Connecticut radio station involved in signal dispute with Long Island broadcast outlet

From left, Archbishop Leonard P. Blair; Tom Ray, WJMJ broadcast engineer; the Rev. John Gatzak, general manager of WJMJ Radio; and Michael Graziano, WJMJ chief engineer, in 2018.

A pair of FM radio stations — one in Connecticut, the other on Long Island — are embroiled in a dispute over the signal of one of the broadcast outlets interfering with the other.

WJMJ, which is owned by the Archdiocese of Hartford, recently shifted the height and dial position of an FM translator the radio station has in Hamden. An FM translator repeats the broadcast signal of the originating station, thereby allowing it to reach a wider audience than it would get otherwise.

For a non-commercial, listener-supported station like WJMJ, a wider audience translates into more potential donors. So with that in mind, the station earlier this month raised the height of its FM translator from 20 feet up on the WKCI-FM radio tower on Gaylord Mountain Road in Hamden to 460 feet, said Tom Ray, WJMJ’s transmitter engineer.

Prior to increasing the height of the FM translator, WJMJ had been heard on 93.1 on the FM dial in the New Haven area.
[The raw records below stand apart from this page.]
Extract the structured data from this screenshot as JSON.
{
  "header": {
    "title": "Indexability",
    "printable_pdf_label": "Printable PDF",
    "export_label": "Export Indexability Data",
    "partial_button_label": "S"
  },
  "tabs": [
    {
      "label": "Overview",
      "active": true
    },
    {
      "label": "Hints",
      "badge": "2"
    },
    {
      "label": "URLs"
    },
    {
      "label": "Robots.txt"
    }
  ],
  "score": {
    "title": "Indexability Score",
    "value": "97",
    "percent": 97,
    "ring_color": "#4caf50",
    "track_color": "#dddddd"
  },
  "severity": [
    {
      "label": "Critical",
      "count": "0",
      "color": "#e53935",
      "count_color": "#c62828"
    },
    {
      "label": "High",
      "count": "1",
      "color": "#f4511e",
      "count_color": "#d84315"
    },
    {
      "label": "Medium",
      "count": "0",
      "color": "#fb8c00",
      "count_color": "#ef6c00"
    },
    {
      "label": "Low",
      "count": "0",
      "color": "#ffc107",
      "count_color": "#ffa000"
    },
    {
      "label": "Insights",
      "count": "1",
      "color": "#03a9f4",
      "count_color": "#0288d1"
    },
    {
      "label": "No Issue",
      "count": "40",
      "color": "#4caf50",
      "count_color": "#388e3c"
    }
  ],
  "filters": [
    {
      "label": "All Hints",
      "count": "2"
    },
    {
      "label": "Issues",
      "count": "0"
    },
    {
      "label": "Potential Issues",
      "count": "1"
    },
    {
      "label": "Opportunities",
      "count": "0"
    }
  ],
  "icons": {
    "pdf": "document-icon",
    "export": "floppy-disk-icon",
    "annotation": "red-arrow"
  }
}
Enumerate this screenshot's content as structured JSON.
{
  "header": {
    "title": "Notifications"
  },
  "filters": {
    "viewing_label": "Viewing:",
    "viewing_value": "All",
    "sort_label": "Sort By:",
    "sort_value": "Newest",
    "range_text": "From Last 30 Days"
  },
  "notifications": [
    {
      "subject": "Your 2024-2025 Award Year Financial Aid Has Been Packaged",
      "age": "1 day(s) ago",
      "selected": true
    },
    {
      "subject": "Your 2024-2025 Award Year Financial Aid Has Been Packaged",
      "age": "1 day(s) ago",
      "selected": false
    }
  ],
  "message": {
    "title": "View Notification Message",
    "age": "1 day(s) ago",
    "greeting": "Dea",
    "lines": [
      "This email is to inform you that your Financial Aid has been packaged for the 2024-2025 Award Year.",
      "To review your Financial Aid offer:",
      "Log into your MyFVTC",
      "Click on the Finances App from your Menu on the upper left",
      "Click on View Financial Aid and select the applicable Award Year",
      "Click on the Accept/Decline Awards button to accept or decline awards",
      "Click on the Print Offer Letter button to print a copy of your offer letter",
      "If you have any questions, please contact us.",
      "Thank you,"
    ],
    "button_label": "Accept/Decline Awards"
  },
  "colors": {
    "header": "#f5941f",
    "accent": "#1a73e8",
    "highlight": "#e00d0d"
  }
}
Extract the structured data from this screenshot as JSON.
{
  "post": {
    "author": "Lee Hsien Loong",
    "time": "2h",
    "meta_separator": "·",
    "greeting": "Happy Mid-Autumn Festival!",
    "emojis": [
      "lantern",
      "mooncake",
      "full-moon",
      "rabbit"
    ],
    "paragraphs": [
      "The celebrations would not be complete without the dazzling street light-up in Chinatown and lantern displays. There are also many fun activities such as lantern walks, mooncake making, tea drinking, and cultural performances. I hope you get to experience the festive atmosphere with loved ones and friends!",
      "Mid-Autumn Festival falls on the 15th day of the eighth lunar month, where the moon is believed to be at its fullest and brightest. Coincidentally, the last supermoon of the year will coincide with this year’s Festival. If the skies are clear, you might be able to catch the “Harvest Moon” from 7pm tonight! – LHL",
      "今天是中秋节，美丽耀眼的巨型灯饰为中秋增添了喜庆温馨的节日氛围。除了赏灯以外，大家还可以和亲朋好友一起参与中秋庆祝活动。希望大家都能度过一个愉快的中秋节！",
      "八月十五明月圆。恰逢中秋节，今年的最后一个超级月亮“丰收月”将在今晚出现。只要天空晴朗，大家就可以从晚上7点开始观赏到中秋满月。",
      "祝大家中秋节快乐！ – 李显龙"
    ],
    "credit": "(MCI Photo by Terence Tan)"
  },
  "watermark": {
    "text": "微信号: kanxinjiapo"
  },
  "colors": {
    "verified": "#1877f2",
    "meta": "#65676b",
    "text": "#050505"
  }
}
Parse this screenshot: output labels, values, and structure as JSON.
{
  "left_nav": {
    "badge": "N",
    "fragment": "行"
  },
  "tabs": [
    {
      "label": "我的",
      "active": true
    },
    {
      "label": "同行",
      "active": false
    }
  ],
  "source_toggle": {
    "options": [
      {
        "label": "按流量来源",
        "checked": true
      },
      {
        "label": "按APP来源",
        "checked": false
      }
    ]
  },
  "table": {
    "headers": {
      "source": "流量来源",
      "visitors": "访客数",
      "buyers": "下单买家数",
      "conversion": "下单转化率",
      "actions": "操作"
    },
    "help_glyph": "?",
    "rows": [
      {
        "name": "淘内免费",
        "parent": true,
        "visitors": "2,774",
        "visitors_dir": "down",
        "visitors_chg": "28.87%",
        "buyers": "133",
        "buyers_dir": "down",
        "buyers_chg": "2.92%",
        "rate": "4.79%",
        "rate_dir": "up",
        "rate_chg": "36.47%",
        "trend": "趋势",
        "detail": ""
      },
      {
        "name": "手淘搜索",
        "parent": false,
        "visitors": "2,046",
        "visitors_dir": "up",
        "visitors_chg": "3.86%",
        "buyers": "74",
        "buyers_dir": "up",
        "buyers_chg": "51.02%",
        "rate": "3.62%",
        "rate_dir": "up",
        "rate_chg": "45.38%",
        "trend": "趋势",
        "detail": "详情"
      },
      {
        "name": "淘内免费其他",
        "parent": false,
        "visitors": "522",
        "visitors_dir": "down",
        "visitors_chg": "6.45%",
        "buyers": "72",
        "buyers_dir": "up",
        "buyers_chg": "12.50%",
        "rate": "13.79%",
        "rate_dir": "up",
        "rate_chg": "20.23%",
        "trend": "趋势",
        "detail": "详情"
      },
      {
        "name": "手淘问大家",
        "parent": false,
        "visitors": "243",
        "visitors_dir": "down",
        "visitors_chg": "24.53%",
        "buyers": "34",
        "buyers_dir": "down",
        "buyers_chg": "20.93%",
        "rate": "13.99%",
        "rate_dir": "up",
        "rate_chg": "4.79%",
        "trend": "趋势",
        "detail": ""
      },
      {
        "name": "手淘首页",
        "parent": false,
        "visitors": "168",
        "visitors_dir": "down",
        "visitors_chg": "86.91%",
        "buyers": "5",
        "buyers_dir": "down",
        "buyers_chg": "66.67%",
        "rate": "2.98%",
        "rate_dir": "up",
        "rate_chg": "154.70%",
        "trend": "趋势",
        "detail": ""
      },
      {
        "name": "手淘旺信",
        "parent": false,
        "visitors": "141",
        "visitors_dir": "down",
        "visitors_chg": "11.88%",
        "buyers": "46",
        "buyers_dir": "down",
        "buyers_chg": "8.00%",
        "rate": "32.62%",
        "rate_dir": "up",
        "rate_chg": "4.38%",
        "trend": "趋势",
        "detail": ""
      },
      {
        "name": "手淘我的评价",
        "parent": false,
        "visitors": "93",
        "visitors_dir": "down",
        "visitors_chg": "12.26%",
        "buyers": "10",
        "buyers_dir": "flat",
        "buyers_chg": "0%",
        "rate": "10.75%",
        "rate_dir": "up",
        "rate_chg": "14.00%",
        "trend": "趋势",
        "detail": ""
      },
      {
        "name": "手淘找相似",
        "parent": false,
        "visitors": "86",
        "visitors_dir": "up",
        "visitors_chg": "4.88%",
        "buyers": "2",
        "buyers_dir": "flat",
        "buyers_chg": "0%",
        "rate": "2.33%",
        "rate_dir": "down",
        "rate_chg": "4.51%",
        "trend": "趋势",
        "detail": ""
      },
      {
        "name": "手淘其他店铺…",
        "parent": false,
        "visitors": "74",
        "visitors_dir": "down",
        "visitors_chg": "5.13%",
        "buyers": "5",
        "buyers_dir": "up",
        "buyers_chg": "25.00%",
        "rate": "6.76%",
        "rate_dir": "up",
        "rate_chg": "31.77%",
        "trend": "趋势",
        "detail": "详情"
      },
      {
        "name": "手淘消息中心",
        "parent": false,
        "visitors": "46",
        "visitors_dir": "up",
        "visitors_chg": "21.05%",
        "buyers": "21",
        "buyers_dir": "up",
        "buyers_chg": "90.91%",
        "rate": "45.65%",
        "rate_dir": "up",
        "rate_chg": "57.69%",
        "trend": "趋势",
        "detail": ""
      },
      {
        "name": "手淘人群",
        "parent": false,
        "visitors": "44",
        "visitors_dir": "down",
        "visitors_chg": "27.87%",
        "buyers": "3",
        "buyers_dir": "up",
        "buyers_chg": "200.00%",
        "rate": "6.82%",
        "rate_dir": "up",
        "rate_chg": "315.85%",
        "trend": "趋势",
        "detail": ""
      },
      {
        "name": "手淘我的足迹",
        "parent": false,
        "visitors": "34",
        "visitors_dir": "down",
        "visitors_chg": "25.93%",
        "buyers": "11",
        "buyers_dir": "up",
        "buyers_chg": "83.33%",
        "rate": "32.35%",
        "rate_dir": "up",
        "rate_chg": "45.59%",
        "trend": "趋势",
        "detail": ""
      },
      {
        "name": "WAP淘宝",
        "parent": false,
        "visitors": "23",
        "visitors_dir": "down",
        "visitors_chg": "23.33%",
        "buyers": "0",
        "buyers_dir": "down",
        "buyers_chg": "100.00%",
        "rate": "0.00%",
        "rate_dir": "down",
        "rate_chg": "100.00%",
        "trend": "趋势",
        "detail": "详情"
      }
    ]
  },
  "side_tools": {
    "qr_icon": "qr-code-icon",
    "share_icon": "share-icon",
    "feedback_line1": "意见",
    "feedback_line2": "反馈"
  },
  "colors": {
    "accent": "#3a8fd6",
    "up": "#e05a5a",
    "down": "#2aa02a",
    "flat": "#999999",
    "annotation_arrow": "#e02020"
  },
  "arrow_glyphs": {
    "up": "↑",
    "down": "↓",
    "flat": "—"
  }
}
Along with the change in height of the WJMJ translator, the station moved to 92.9 FM in New Haven area.

The changes resulted in listeners of WEHM on both sides of Long Island Sound being unable to hear that station because of interference from WJMJ’s signal, said Stefan Rybak, managing director of Long Island Radio Broadcasting, which owns the New York station. WEHM also broadcasts at 92.9 FM.

“Last week, we started getting inundated with phone calls and emails, not only from listeners in southern Connecticut, but from those on the north shore of Long Island as well,” Rybak said. “This station enjoys quite a loyal and dedicated listenership because of the format that we have.”

WEHM has what is known in the radio industry as an adult album alternative format. It is a format not in wide use on either Long Island or in Connecticut, according to Scott Fybush, a principal of Fybush Media, a Rochester, N.Y.-based broadcast consulting group.

WEHM listeners weren’t the only ones complaining about interference with the station’s signal by WJMJ, said Bud Williamson, an engineer with Long Island Radio Broadcasting.

“We've gotten phone calls from (WEHM) advertisers on the north shore of Long Island,” Williamson said. “More than one of them has said to us, ‘Your signal is getting interfered with, what are you going to do about it?’”

To appease listeners and advertisers whose commercials may not being reaching WEHM’s maximum audience, Long Island Radio Broadcasting officials are looking to resolve the problem as quickly as possible. Rybak said he would prefer to resolve the matter with the two stations working together rather than having to file a formal complaint with the Federal Communications Commission.

“We've tried nicely to communicate with them, but they’ve asked us to file a formal complaint,” Rybak said of WJMJ. “What that means is that both stations are going to spend a lot of money, but in the end, they are not going to win.”

Ray says officials with WJMJ have no ill will toward WEHM.

“We’re the people who changed the neighborhood,” he said “There are a lot of ways this can be remedied, but in order for us to do that, we have to define the problem. And in order to do that, we have to see where their complaints are coming from.”

Rybak said that if WEHM is forced to file a formal complaint with the FCC, it will file information from more than 50 listeners detailing when they experienced the interference with the station’s signal, what type of radio they were using to listen to broadcast and other details.

“He’s going to be pretty busy,” Ryback said of Ray investigating the listener complaints.

Fybush said the way the FCC complaint process works, the station that is being accused of signal interference has the right to contact and question any listener that has filed a complaint.

“It’s kind of awkward because it puts the listener in the middle,” he said.

Fybush said the dispute between WEHM and WJMJ illustrates a larger problem facing the radio broadcasting industry.

“There isn’t any more space on the FM spectrum and stations are already up against each other on the dial,” he said.

When WJMJ was heard on 93.1 FM in the New Haven area, its translator was at a lower height.

The height that an FM signal emanates from is just as important as the power level of a station’s broadcast, Fybush said. So there was no way WJMJ could stay at that spot in the FM dial with translator being relocated to a higher perch.

Prior to increasing the height of its translator and moving to 92.9 FM, Ray said the changes were put through computer modeling to detect whether there was any possibility of signal interference.

“You can model a signal all you want, but when you take it out into the real world, sometimes it doesn’t conform to what you’ve seen on the computer,” he said.

Fybush said one of the big factors in this particular dispute is the existence of Long Island Sound between WEHM’s radio tower and WJMJ’s translator in Hamden.

“When you have an FM radio signal going out over dry land, the strength of it is reduced by the terrain it goes over,” he said. “But radio signals carry further over water than they would over dry land.”

Connecticut Media Group